_REQUIRED WORK_. Determine how many lines in the records below contain "JSON", then state that number alone.
RECORDS SUPPLIED section start
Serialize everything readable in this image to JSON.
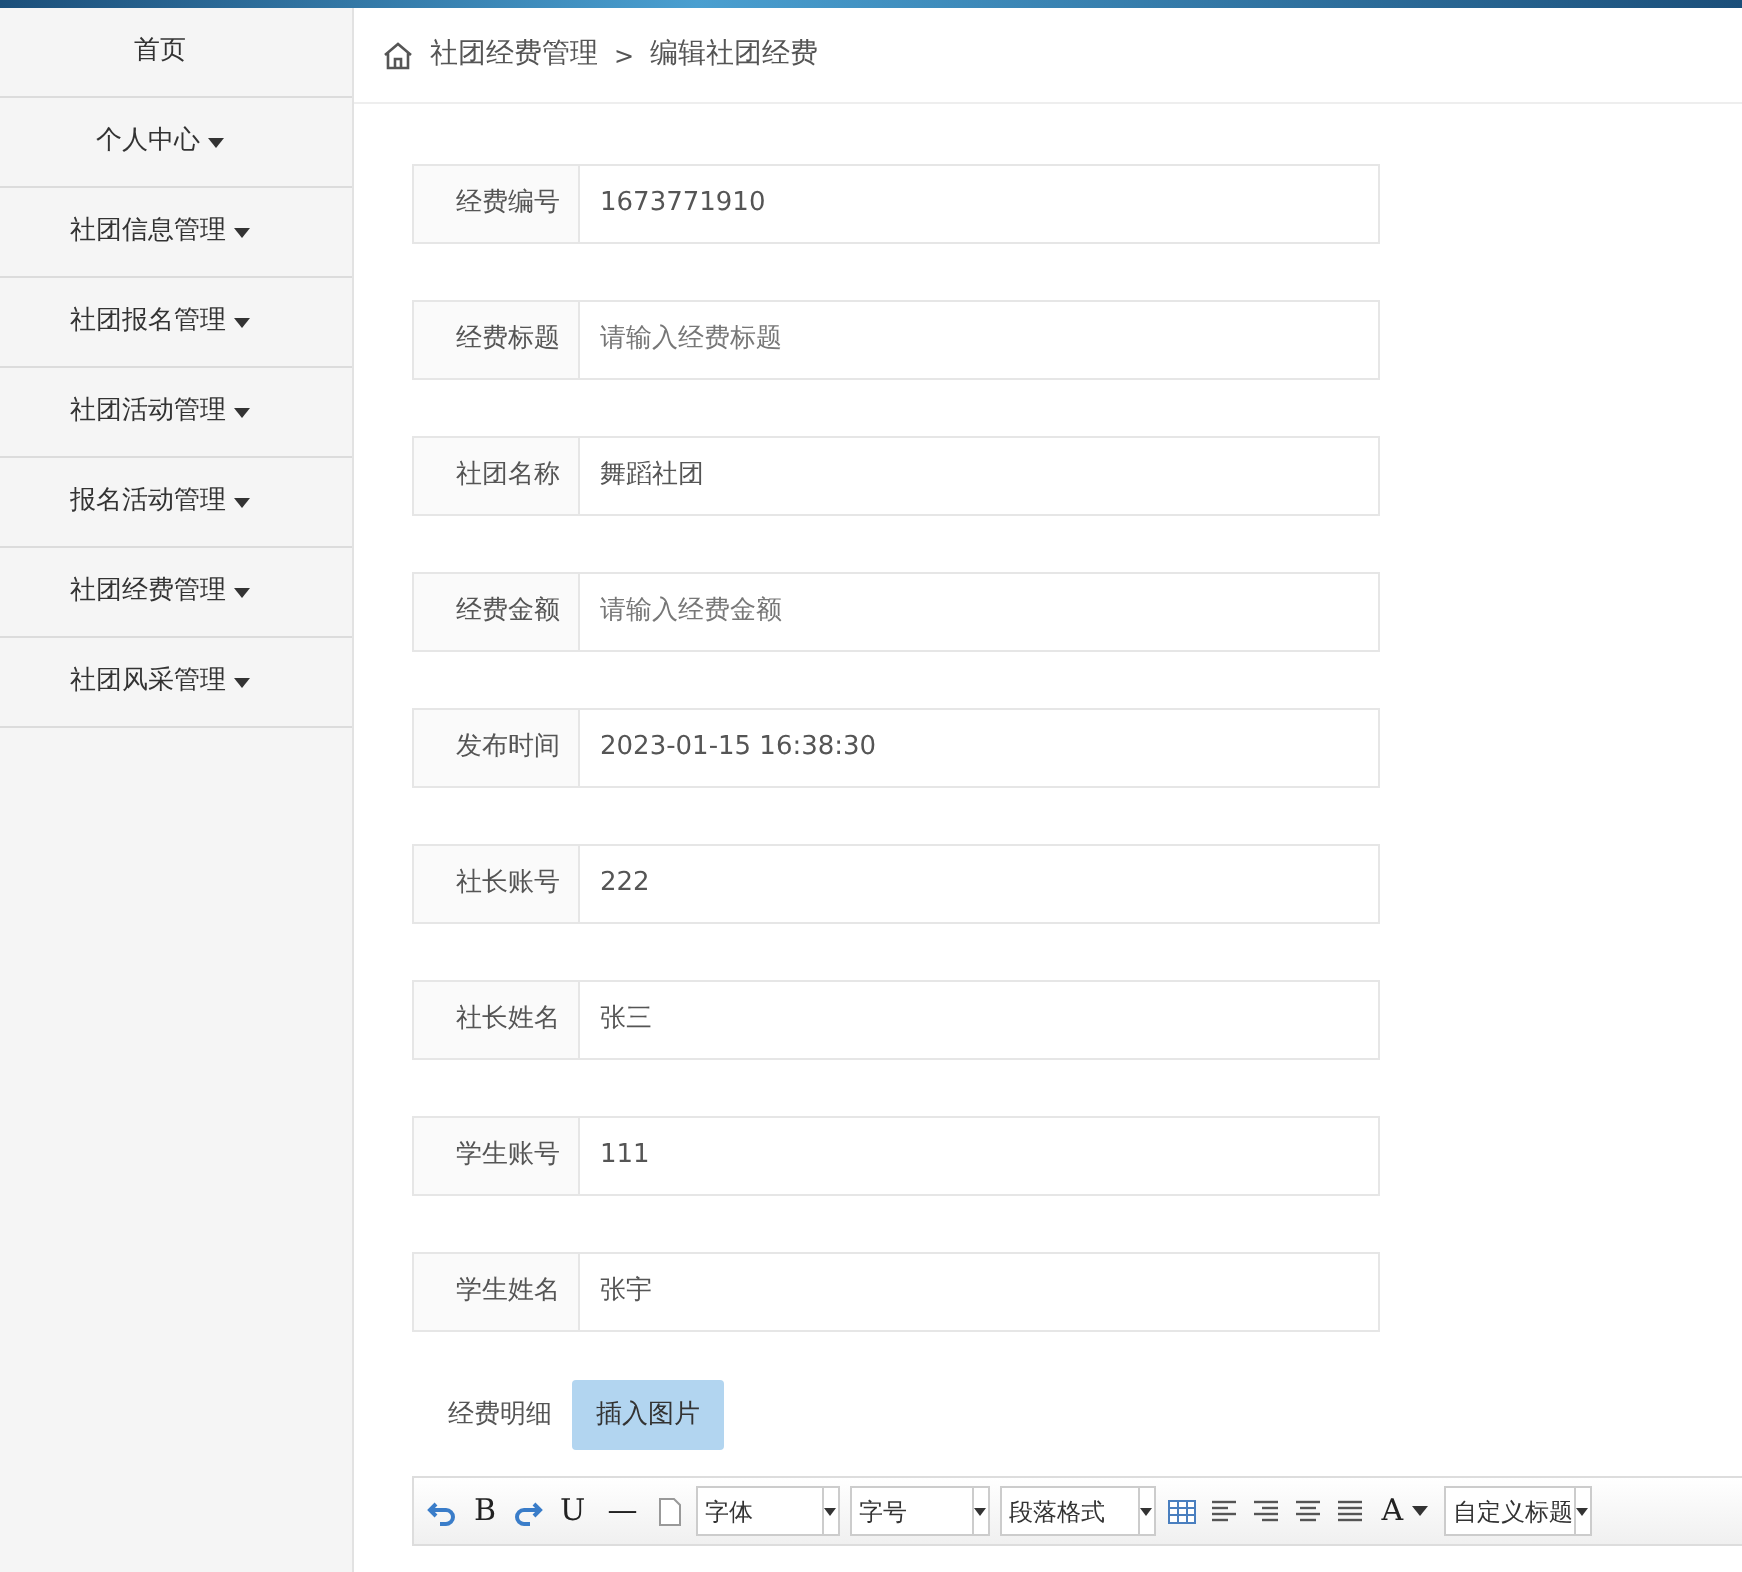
{
  "sidebar": {
    "items": [
      {
        "label": "首页",
        "dropdown": false
      },
      {
        "label": "个人中心",
        "dropdown": true
      },
      {
        "label": "社团信息管理",
        "dropdown": true
      },
      {
        "label": "社团报名管理",
        "dropdown": true
      },
      {
        "label": "社团活动管理",
        "dropdown": true
      },
      {
        "label": "报名活动管理",
        "dropdown": true
      },
      {
        "label": "社团经费管理",
        "dropdown": true
      },
      {
        "label": "社团风采管理",
        "dropdown": true
      }
    ]
  },
  "breadcrumb": {
    "items": [
      "社团经费管理",
      "编辑社团经费"
    ],
    "separator": ">"
  },
  "form": {
    "fields": [
      {
        "label": "经费编号",
        "value": "1673771910"
      },
      {
        "label": "经费标题",
        "placeholder": "请输入经费标题"
      },
      {
        "label": "社团名称",
        "value": "舞蹈社团"
      },
      {
        "label": "经费金额",
        "placeholder": "请输入经费金额"
      },
      {
        "label": "发布时间",
        "value": "2023-01-15 16:38:30"
      },
      {
        "label": "社长账号",
        "value": "222"
      },
      {
        "label": "社长姓名",
        "value": "张三"
      },
      {
        "label": "学生账号",
        "value": "111"
      },
      {
        "label": "学生姓名",
        "value": "张宇"
      }
    ],
    "detail_label": "经费明细",
    "insert_image_button": "插入图片"
  },
  "editor": {
    "toolbar": [
      {
        "kind": "undo"
      },
      {
        "kind": "glyph",
        "text": "B"
      },
      {
        "kind": "redo"
      },
      {
        "kind": "glyph",
        "text": "U"
      },
      {
        "kind": "glyph",
        "text": "—"
      },
      {
        "kind": "page"
      },
      {
        "kind": "select",
        "text": "字体"
      },
      {
        "kind": "select",
        "text": "字号"
      },
      {
        "kind": "select",
        "text": "段落格式"
      },
      {
        "kind": "table"
      },
      {
        "kind": "align-left"
      },
      {
        "kind": "align-right"
      },
      {
        "kind": "align-center"
      },
      {
        "kind": "justify"
      },
      {
        "kind": "color",
        "text": "A"
      },
      {
        "kind": "select",
        "text": "自定义标题"
      }
    ]
  }
}
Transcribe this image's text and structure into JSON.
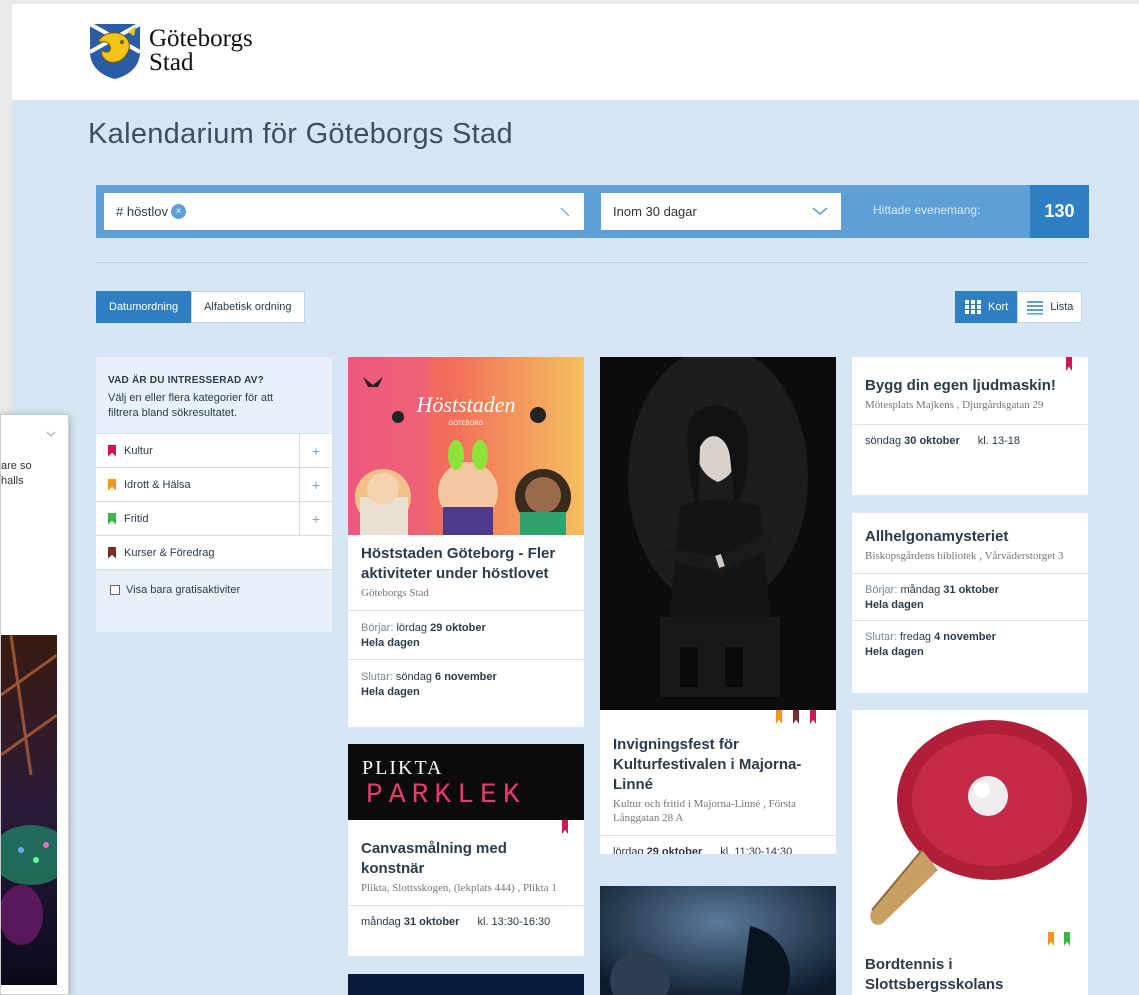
{
  "logo": {
    "line1": "Göteborgs",
    "line2": "Stad"
  },
  "page_title": "Kalendarium för Göteborgs Stad",
  "search": {
    "tag": "# höstlov",
    "tag_remove": "×"
  },
  "range": {
    "selected": "Inom 30 dagar"
  },
  "found": {
    "label": "Hittade evenemang:",
    "count": "130"
  },
  "sort": {
    "date": "Datumordning",
    "alpha": "Alfabetisk ordning"
  },
  "view": {
    "cards": "Kort",
    "list": "Lista"
  },
  "filter": {
    "heading": "VAD ÄR DU INTRESSERAD AV?",
    "description": "Välj en eller flera kategorier för att filtrera bland sökresultatet.",
    "categories": [
      {
        "label": "Kultur",
        "color": "#d4145a",
        "plus": "+"
      },
      {
        "label": "Idrott & Hälsa",
        "color": "#f7941d",
        "plus": "+"
      },
      {
        "label": "Fritid",
        "color": "#39b54a",
        "plus": "+"
      },
      {
        "label": "Kurser & Föredrag",
        "color": "#7b2d26",
        "plus": ""
      }
    ],
    "free_only": "Visa bara gratisaktiviter"
  },
  "cards": {
    "hoststaden": {
      "image_text": "Höststaden",
      "image_sub": "GÖTEBORG",
      "title": "Höststaden Göteborg - Fler aktiviteter under höstlovet",
      "location": "Göteborgs Stad",
      "start_label": "Börjar:",
      "start_date": "lördag",
      "start_date_bold": "29 oktober",
      "start_time": "Hela dagen",
      "end_label": "Slutar:",
      "end_date": "söndag",
      "end_date_bold": "6 november",
      "end_time": "Hela dagen"
    },
    "plikta": {
      "image_line1": "PLIKTA",
      "image_line2": "PARKLEK",
      "title": "Canvasmålning med konstnär",
      "location": "Plikta, Slottsskogen, (lekplats 444) , Plikta 1",
      "date": "måndag",
      "date_bold": "31 oktober",
      "time": "kl. 13:30-16:30"
    },
    "invigning": {
      "title": "Invigningsfest för Kulturfestivalen i Majorna-Linné",
      "location": "Kultur och fritid i Majorna-Linné , Första Långgatan 28 A",
      "date": "lördag",
      "date_bold": "29 oktober",
      "time": "kl. 11:30-14:30"
    },
    "ljudmaskin": {
      "title": "Bygg din egen ljudmaskin!",
      "location": "Mötesplats Majkens , Djurgårdsgatan 29",
      "date": "söndag",
      "date_bold": "30 oktober",
      "time": "kl. 13-18"
    },
    "allhelgona": {
      "title": "Allhelgonamysteriet",
      "location": "Biskopsgårdens bibliotek , Vårväderstorget 3",
      "start_label": "Börjar:",
      "start_date": "måndag",
      "start_date_bold": "31 oktober",
      "start_time": "Hela dagen",
      "end_label": "Slutar:",
      "end_date": "fredag",
      "end_date_bold": "4 november",
      "end_time": "Hela dagen"
    },
    "bordtennis": {
      "title": "Bordtennis i Slottsbergsskolans"
    }
  },
  "popup": {
    "text_line1": "are so",
    "text_line2": "halls"
  },
  "colors": {
    "accent": "#2f7fc5",
    "bar": "#5d9fd6",
    "background": "#d6e6f4",
    "kultur": "#d4145a",
    "idrott": "#f7941d",
    "fritid": "#39b54a",
    "kurser": "#7b2d26"
  }
}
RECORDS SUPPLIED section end
_SOLVED PROBLEM_. 2